|A Scientific Method|
The scientific method is a body of techniques for investigating phenomena, acquiring new knowledge, or correcting and integrating previous knowledge. To be termed scientific, a method of inquiry is commonly based on empirical or measurable evidence subject to specific principles of reasoning.
- The steps of the scientific method are to:
- Ask a Question
- Do Background Research
- Construct a Hypothesis
- Test Your Hypothesis by Doing an Experiment
- Analyze Your Data and Draw a Conclusion
- Communicate Your Results
- It is important for your experiment to be a fair test. A "fair test" occurs when you change only one factor (variable) and keep all other conditions the same.
|Open for Business|
- Question: Can flight training be fun and affordable? Does new technology enhance the flight training experience? Can an LSA be a platform that can survive the training environment? Will students see value in the Sport Pilot Rating?
- Research: I went to visit my Mentor, Dr Paul up in Lock Haven. He had successfully started AvSport a few years earlier and was a font of information. I can not thank him enough for the encouragement he provided. However his talents extend beyond my own. He has the ability to perform his own maintenance, which I am not prepared to do. My enterprise would have to be different. I looked at a variety of business models and subscribed to many on line forums for insight and ideas. Patrick was especially helpful sharing business information from the company he runs at US Sport Aircraft. Of utmost importance was Kathy's ability to ask questions about the unforeseen circumstance.

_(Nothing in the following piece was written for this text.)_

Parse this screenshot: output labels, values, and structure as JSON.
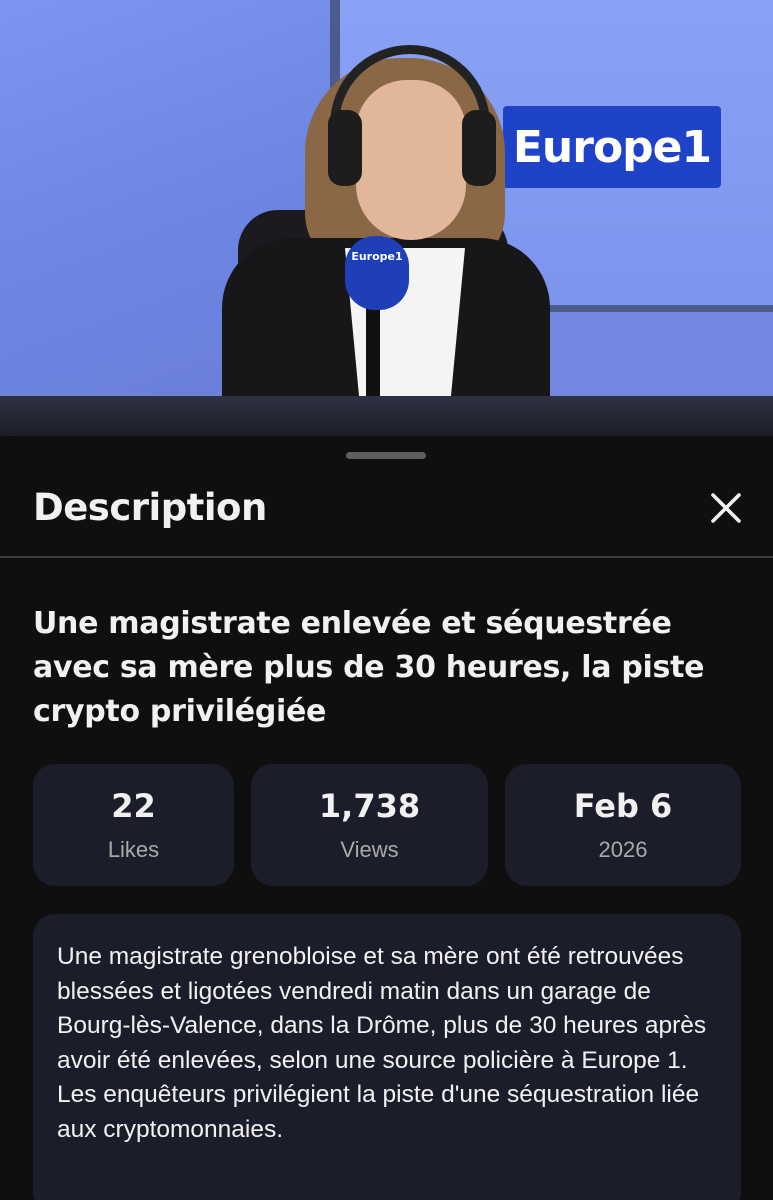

- Hypothesis: A one plane/one instructor flight school can be financially successful if based upon modern LSA technologies and will be attractive to students otherwise turned off by older, standard category aircraft. Furthermore, students will have fun learning to fly in this type of aircraft.
- Test: The Light Sport Adventure was started in April 2013 when I got my CFI/CFII Certificate from the FAA. I was still based at Butter Valley (7N8) which was not particularly attractive for new flight students, nor convenient to a population center. Harry was very helpful getting the word out, and his help generated some Flight Reviews. It was a start. However, it wasn't until the Airport Manager at Quakertown asked me to move to his airport that the school got busy. Without Mike's help this experiment would have failed.
- Conclusion: Its been 1 year and 1 month since I moved Sally to Quakertown. We have prospered. We survived a very long difficult winter. Many weeks I canceled more flights than I flew, but we continued to reschedule and to see students make progress. Everyone leaned from the experience. We had fun and we grew the number of students learning to fly. ...and Sally survived. My experiment was successful.
|Departing Runway 29er to the South|
I'll keep you posted.